> WHAT THE TASK ASKS
From the data, copy out every line in which the word "icon" appears.

> EXTRACTED RECORDS
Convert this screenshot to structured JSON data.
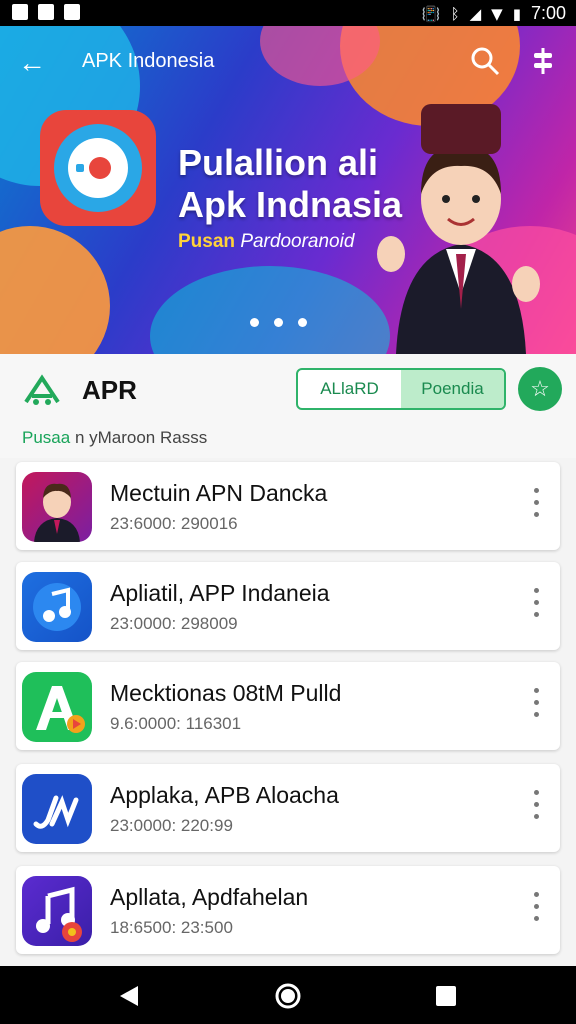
{
  "status_bar": {
    "time": "7:00"
  },
  "app_bar": {
    "title": "APK Indonesia"
  },
  "banner": {
    "title_line1": "Pulallion ali",
    "title_line2": "Apk Indnasia",
    "subtitle_bold": "Pusan",
    "subtitle_rest": "Pardooranoid"
  },
  "section": {
    "title": "APR",
    "toggle_left": "ALlaRD",
    "toggle_right": "Poendia",
    "subtitle_accent": "Pusaa",
    "subtitle_rest": "n yMaroon Rasss"
  },
  "apps": [
    {
      "name": "Mectuin APN Dancka",
      "meta": "23:6000: 290016",
      "icon": "avatar-icon"
    },
    {
      "name": "Apliatil, APP Indaneia",
      "meta": "23:0000: 298009",
      "icon": "music-note-icon"
    },
    {
      "name": "Mecktionas 08tM Pulld",
      "meta": "9.6:0000: 116301",
      "icon": "letter-a-icon"
    },
    {
      "name": "Applaka, APB  Aloacha",
      "meta": "23:0000: 220:99",
      "icon": "pen-icon"
    },
    {
      "name": "Apllata, Apdfahelan",
      "meta": "18:6500: 23:500",
      "icon": "music-note-icon"
    }
  ],
  "colors": {
    "accent": "#22a95b",
    "banner_start": "#0a7fcf",
    "banner_end": "#f0458a"
  }
}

> EXERCISE ANSWER
      "icon": "avatar-icon"
      "icon": "music-note-icon"
      "icon": "letter-a-icon"
      "icon": "pen-icon"
      "icon": "music-note-icon"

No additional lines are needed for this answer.